Using the poetic sermon, artist Theaster Gates will share a monologue on the creation of temporary and semi-permanent structures as a necessary part of his practice.
Whether it is the creation of intellectual property entities or joint ventures that allow shared ideation and ensure long-term commitments to a project, Gates will unpack the messy work associated with doing large city projects and administratively complicated works of “art.”
Born in 1973, Theaster Gates lives and works in his hometown of Chicago. His art focuses on space theory and land development, sculpture and performance. Drawing on his interest and training in urban planning and preservation, he redeems spaces that have been left behind and brings the conversation of space to the forefront of contemporary art practice.
Known for his recirculation of art-world capital, Gates creates work centered on the possibility of the “life within things.” He smartly upturns art values, land values, and human values. In all aspects of his practice he contends with the notion of Black space as a formal exercise—one defined by collective desire, artistic agency, and the tactics of a pragmatist.
Following his talk, Gates will be in conversation with Sarah Lewis, assistant professor of history of art and architecture and African American studies at Harvard.
Gates has exhibited and performed at the National Gallery of Art, Washington, D.C. (2017); Art Gallery of Ontario, Canada (2016); Fondazione Prada, Milan (2016); Whitechapel Gallery, London (2013); Punta della Dogana, Venice (2013); and dOCUMENTA (13), Kassel, Germany (2012). He received the Artes Mundi 6 prize in 2013 and the 2018 Nasher Prize for Sculpture.
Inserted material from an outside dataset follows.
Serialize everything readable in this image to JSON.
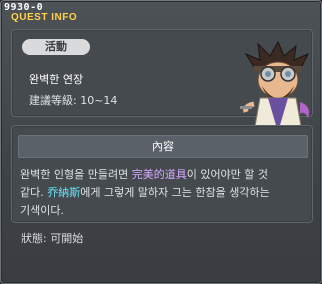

The lecture will take place in Menschel Hall, Lower Level. Please enter the museums via the entrance on Broadway.
Free admission, but limited seating is available. Tickets will be distributed beginning at 5:30pm at the Broadway entrance. One ticket per person.
Complimentary parking available in the Broadway Garage, 7 Felton Street, Cambridge.
Co-sponsored by the Department of African and African American Studies, the Ethelbert Cooper Gallery of African and African American Art at the Hutchins Center for African and African American Research, the Department of History of Art and Architecture, and the Harvard Art Museums.
Support for this program is provided by the M. Victor Leventritt Fund, which was established through the generosity of the wife, children, and friends of the late M. Victor Leventritt, Harvard Class of 1935. The purpose of the fund is to present outstanding scholars of the history and theory of art to the Harvard and Greater Boston communities.
Modern and contemporary art programs at the Harvard Art Museums are made possible in part by generous support from the Emily Rauh Pulitzer and Joseph Pulitzer, Jr., Fund for Modern and Contemporary Art.